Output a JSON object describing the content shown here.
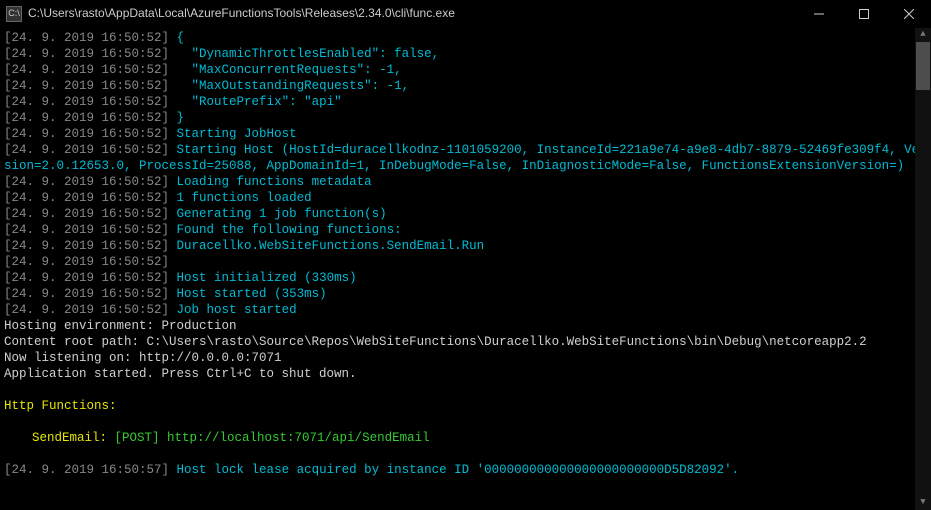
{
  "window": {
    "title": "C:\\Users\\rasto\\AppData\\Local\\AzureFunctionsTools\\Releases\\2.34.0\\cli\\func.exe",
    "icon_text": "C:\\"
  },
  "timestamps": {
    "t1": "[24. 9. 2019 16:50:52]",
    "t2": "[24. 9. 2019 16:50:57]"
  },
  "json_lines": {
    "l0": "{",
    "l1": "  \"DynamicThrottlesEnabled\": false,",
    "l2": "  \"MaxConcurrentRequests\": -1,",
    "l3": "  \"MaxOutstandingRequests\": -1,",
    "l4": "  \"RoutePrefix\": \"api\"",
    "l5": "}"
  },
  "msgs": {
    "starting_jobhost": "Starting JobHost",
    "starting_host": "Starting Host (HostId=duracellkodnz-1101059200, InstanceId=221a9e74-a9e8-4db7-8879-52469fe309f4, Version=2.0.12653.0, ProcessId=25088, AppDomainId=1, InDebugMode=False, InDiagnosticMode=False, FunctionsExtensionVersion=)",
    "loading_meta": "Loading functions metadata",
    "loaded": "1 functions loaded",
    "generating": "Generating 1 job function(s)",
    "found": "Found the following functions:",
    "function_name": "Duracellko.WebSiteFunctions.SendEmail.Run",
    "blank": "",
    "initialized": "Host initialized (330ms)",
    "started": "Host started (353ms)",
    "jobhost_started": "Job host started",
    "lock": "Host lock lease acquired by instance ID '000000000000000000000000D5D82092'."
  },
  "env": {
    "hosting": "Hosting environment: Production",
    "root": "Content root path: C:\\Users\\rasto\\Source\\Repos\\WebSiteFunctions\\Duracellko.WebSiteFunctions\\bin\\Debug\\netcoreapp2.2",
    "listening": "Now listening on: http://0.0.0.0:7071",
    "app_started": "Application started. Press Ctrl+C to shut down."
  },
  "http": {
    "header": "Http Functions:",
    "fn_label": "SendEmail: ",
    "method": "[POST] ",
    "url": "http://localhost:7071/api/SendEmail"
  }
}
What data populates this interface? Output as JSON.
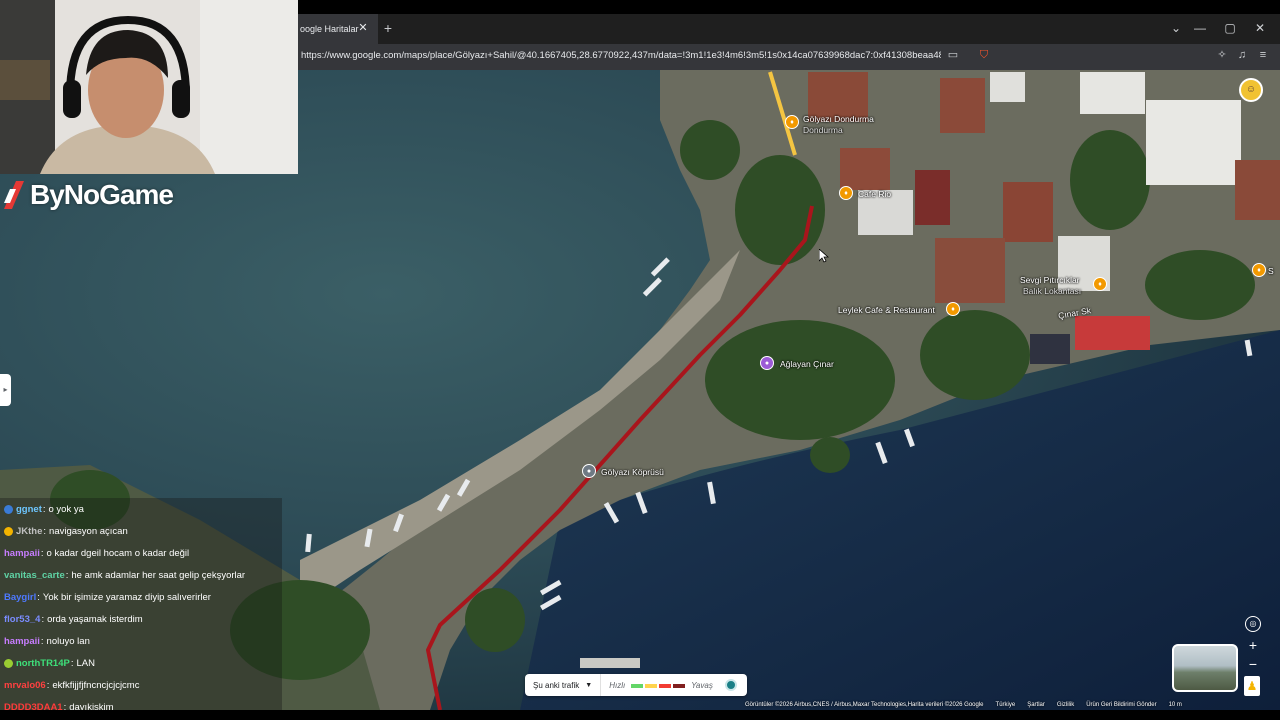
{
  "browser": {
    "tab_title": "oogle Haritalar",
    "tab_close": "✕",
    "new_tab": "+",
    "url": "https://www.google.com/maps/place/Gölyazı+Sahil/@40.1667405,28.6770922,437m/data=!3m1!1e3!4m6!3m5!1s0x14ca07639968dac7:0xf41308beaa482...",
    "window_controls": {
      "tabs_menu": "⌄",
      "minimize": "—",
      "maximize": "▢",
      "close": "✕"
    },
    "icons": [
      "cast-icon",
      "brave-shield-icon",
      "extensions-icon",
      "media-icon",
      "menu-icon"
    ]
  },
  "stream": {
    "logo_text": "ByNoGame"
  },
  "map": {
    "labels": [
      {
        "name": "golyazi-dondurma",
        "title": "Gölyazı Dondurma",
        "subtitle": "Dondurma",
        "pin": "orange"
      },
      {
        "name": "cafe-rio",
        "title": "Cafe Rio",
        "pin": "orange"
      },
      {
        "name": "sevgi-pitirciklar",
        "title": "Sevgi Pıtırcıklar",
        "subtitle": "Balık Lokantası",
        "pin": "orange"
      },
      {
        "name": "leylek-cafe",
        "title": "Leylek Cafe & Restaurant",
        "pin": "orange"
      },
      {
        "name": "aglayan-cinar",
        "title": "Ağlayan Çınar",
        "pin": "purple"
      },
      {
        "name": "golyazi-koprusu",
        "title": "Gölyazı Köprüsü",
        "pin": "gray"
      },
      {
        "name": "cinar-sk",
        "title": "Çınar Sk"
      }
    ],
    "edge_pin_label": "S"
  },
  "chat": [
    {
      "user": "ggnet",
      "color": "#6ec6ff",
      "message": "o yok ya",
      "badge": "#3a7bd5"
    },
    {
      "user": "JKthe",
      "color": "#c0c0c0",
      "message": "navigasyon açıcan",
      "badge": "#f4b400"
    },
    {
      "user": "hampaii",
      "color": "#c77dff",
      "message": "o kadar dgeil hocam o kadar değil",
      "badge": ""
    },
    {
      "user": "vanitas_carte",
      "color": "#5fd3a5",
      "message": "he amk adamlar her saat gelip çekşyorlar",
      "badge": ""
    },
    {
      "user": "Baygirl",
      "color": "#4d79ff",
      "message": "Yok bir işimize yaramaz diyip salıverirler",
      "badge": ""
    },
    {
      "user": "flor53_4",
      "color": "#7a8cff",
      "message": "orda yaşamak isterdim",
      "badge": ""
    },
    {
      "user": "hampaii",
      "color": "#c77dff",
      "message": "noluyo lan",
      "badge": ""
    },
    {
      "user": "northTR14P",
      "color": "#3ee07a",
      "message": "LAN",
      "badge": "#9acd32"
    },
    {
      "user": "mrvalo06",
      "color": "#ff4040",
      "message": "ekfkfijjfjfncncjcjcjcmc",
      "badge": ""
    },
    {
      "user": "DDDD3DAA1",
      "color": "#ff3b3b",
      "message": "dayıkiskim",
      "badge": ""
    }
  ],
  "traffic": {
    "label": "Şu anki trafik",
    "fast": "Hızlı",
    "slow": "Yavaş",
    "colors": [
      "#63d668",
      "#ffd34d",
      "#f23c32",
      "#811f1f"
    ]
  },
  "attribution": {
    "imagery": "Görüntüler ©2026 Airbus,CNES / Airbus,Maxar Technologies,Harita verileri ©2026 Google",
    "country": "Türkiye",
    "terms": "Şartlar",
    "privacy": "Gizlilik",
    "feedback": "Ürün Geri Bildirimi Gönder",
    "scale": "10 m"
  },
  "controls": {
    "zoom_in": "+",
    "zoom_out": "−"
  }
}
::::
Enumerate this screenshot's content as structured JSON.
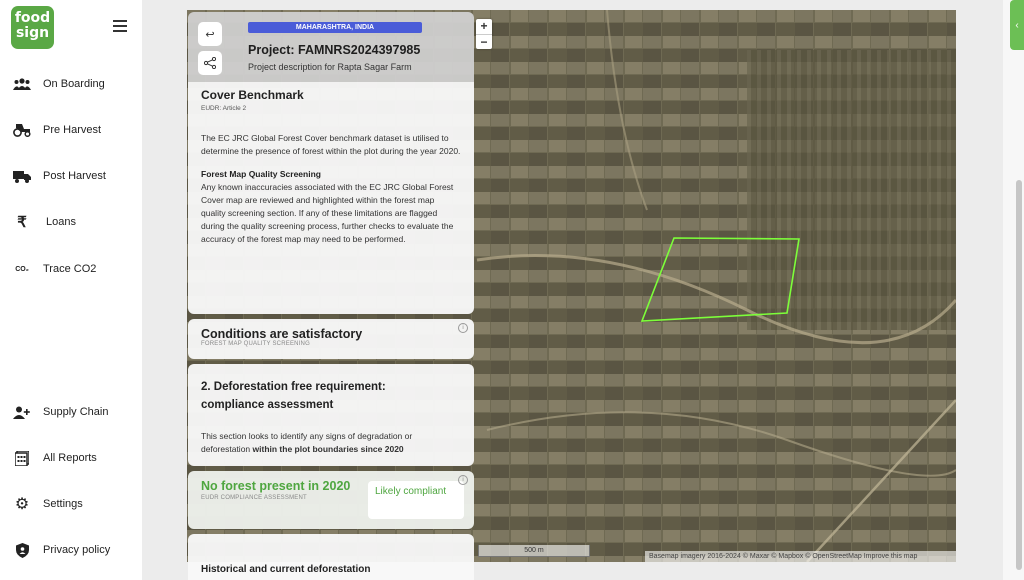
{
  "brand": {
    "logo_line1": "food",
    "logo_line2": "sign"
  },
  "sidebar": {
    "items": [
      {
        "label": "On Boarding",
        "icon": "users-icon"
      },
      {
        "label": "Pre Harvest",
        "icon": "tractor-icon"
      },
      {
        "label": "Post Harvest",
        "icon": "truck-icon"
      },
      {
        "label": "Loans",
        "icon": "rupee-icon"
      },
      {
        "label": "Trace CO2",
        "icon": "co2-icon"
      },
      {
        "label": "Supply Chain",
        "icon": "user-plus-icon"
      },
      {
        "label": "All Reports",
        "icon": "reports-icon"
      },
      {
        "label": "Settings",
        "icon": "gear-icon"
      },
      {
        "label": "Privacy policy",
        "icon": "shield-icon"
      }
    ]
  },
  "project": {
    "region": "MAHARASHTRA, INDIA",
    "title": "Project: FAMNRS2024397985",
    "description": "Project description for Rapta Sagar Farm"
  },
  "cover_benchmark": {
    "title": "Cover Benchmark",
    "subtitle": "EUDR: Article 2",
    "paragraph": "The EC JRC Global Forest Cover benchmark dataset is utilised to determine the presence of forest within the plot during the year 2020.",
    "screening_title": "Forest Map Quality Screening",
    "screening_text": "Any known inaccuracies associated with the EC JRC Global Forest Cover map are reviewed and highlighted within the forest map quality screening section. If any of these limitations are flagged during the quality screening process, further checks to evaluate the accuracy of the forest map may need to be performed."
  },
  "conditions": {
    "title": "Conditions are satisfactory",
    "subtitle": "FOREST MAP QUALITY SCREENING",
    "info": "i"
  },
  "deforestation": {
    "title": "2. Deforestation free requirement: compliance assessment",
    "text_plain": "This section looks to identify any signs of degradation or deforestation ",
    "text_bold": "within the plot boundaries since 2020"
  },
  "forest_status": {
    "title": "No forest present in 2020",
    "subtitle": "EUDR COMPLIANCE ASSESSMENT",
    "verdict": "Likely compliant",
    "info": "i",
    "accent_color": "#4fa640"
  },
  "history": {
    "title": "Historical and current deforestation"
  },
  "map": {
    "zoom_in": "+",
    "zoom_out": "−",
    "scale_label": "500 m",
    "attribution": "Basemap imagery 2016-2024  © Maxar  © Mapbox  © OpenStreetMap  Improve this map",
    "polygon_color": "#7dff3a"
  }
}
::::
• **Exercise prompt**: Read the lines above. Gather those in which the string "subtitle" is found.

• **Solution for this exercise**:
        "subtitle": "Dondurma",
        "subtitle": "Balık Lokantası",
    "subtitle": "EUDR: Article 2",
    "subtitle": "FOREST MAP QUALITY SCREENING",
    "subtitle": "EUDR COMPLIANCE ASSESSMENT",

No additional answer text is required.